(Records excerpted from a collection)
········
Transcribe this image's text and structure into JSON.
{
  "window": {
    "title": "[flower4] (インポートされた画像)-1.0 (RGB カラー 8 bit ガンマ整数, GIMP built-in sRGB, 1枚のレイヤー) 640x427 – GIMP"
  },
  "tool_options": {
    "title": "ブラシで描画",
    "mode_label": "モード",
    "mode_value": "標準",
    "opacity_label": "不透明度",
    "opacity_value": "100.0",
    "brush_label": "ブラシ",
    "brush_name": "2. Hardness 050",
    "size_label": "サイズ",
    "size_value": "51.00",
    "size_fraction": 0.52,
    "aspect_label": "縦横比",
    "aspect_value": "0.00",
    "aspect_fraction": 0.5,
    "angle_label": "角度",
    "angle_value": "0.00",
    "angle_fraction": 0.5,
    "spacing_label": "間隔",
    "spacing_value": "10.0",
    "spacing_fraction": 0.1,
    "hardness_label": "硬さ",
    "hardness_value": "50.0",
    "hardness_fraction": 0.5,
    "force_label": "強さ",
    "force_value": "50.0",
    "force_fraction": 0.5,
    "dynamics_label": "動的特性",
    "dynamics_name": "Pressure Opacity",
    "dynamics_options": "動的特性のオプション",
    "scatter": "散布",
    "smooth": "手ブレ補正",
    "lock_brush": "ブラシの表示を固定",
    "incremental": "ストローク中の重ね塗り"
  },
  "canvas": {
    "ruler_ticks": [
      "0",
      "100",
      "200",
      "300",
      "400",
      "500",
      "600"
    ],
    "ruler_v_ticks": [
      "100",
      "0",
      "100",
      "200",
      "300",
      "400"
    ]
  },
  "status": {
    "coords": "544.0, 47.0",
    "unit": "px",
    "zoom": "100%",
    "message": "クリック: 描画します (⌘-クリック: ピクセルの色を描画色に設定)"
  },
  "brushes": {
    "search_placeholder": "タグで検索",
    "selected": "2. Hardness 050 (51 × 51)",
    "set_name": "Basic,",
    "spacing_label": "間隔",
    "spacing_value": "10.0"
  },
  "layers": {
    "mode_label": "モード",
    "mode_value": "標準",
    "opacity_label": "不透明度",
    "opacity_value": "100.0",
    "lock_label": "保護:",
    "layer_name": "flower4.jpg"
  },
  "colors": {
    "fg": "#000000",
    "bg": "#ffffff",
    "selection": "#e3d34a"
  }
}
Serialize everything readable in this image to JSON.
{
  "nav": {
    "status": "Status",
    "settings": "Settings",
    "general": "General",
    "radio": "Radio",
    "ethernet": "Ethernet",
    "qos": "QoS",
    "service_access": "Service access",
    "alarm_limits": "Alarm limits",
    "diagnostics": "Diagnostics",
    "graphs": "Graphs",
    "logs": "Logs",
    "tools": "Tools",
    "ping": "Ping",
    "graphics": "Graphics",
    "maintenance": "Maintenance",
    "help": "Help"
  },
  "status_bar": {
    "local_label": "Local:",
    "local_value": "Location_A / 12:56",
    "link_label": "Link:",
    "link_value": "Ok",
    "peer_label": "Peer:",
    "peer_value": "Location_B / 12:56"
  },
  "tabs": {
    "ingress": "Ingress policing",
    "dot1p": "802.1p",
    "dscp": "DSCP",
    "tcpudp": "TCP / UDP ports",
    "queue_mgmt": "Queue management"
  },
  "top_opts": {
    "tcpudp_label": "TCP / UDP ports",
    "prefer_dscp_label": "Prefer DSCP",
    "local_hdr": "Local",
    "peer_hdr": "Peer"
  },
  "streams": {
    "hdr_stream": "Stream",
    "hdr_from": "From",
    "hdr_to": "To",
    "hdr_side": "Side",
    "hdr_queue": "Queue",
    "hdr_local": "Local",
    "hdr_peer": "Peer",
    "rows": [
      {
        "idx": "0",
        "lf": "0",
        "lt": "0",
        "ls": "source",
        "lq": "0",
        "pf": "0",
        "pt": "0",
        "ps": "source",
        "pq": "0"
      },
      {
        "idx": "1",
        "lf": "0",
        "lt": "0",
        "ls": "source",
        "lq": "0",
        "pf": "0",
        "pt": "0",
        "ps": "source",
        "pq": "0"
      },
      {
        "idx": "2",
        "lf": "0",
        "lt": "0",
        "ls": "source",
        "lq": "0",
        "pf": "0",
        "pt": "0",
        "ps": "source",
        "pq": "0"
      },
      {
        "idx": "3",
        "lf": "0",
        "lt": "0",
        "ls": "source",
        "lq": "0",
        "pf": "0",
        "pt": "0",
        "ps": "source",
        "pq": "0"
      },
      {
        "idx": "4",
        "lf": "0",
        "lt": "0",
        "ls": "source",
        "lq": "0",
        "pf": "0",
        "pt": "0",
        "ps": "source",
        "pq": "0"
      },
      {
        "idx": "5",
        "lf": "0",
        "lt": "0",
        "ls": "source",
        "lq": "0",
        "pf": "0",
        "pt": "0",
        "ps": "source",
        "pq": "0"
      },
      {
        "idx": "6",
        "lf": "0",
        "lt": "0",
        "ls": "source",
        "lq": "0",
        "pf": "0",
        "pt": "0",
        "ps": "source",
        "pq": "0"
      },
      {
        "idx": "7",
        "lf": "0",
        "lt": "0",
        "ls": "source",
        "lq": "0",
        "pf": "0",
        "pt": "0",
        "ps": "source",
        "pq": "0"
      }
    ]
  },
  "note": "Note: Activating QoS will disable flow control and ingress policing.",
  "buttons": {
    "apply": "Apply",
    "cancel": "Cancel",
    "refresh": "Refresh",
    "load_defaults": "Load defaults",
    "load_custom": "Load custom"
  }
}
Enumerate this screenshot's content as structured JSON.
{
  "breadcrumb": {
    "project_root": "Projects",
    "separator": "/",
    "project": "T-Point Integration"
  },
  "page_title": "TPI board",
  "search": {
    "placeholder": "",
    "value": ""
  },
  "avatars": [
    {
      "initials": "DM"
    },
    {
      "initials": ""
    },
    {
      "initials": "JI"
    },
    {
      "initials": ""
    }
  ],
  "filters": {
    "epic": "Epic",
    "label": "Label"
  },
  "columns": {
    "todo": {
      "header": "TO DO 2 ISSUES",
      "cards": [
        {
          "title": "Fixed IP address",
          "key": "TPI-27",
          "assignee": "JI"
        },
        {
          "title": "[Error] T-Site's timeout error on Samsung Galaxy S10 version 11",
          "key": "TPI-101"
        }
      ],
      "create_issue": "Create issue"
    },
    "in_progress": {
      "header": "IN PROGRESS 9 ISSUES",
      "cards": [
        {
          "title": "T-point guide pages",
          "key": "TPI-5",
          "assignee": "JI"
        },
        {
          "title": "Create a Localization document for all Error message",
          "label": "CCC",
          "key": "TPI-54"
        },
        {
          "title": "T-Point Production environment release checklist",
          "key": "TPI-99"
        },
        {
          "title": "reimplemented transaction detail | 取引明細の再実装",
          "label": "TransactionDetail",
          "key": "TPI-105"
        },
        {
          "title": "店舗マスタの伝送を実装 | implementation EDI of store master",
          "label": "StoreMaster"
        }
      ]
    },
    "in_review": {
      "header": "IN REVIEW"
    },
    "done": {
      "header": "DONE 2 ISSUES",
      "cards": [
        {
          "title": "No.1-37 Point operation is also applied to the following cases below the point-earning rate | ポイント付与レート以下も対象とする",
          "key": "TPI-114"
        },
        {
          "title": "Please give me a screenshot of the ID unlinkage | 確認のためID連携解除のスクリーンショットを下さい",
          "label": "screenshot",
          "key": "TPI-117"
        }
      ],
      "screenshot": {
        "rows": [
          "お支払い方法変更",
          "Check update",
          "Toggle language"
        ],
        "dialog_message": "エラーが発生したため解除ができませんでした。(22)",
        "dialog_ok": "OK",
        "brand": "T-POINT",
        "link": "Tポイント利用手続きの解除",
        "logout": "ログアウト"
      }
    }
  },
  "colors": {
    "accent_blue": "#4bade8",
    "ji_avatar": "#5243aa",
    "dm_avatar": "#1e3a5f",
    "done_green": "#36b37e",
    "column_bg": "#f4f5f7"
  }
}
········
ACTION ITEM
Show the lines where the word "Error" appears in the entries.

FINISHED TASK
          "title": "[Error] T-Site's timeout error on Samsung Galaxy S10 version 11",
          "title": "Create a Localization document for all Error message",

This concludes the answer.